An encounter with a young woman that “…culminated in a bit of physical intimacy ending somewhere short of intercourse…” took place when David Adam was a college freshman. The experience planted a seed of worry that he could have contracted AIDS. That seed grew into an obsession that finally drove Adam to confront his struggle with obsessive compulsive disorder 20 years later, when he was with his daughter and “…felt compelled to lift her into and out of a swing 11 times to test whether she might have picked up a spot of infected blood from the playground…”
Adam reveals the inner workings of a mind, and a life, in the grip of OCD in his book, The Man Who Couldn’t Stop, reviewed by the New York Times in January 2015.
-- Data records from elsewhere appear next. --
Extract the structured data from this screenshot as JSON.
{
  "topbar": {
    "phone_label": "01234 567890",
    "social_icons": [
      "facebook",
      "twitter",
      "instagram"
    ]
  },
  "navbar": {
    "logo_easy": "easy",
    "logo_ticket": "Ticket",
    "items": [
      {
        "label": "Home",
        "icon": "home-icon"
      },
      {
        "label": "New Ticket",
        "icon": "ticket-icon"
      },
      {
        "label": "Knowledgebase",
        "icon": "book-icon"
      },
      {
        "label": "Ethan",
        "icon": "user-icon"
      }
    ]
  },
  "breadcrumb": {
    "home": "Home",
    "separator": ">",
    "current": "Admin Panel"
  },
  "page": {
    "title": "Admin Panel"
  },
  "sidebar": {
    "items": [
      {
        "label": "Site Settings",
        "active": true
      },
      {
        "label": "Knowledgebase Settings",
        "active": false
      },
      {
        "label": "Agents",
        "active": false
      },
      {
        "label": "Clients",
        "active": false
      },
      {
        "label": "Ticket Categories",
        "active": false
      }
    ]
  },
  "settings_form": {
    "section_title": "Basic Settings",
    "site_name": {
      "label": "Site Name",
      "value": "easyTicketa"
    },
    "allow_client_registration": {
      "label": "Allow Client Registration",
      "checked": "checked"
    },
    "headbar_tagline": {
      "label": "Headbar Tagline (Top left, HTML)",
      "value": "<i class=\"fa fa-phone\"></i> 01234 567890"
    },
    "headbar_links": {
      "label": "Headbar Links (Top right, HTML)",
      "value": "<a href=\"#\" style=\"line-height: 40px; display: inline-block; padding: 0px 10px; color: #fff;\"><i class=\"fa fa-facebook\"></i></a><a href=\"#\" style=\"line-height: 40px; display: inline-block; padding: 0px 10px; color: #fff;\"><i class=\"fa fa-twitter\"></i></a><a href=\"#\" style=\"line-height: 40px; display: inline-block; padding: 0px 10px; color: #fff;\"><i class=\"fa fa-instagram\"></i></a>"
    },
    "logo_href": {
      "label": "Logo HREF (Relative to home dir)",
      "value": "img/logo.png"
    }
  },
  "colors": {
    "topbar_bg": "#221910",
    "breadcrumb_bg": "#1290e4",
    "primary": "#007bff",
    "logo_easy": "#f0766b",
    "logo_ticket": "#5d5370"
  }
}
For those who think reason might erase the overwhelming power of OCD, consider that Adam is a writer for the science journal Nature who understood the irrationality of his obsessive thinking, but was still unable to eject OCD from his life with his own rational efforts.
Case studies of others consumed by OCD are part of Adam’s research. A review of The Man Who Couldn’t Stop by the British newspaper The Guardian points out that Adam discovered “…electricity pioneer Nikola Tesla’s obsession with the number three. Tesla felt safe only in the company of pigeons because of his fear of humans and their germs. Then there is Hans Christian Andersen, so petrified of being buried alive that he had to leave a note by his bed pointing out that he was asleep, not a corpse.”
What finally turned the tide of OCD for Adam was a combination of treatment elements, including antidepressant medication, group therapy and cognitive behavioral therapy. Although his symptoms were not completely eliminated, they were reduced. Even so, The Guardian review points out Adam’s perspective, included in his book, on this complex illness: “Only a fool or a liar will tell you how the brain works.”
Stossel, Scott, “David Adam’s The Man Who Couldn’t Stop,” New York Times Sunday Book Review, Jan. 30, 2015.
Haig, Matt, The Man Who Couldn’t Stop review, The Guardian, April 20, 2014.
Gilbert, Aaron, Obsessive Compulsive Disorder Characteristics and Treatment, Boston Evening Therapy blog
Gilbert, Aaron and Michael Foran, BETA’s video interview on Confronting the Obsessive Thoughts of OCD with the Aid of Therapy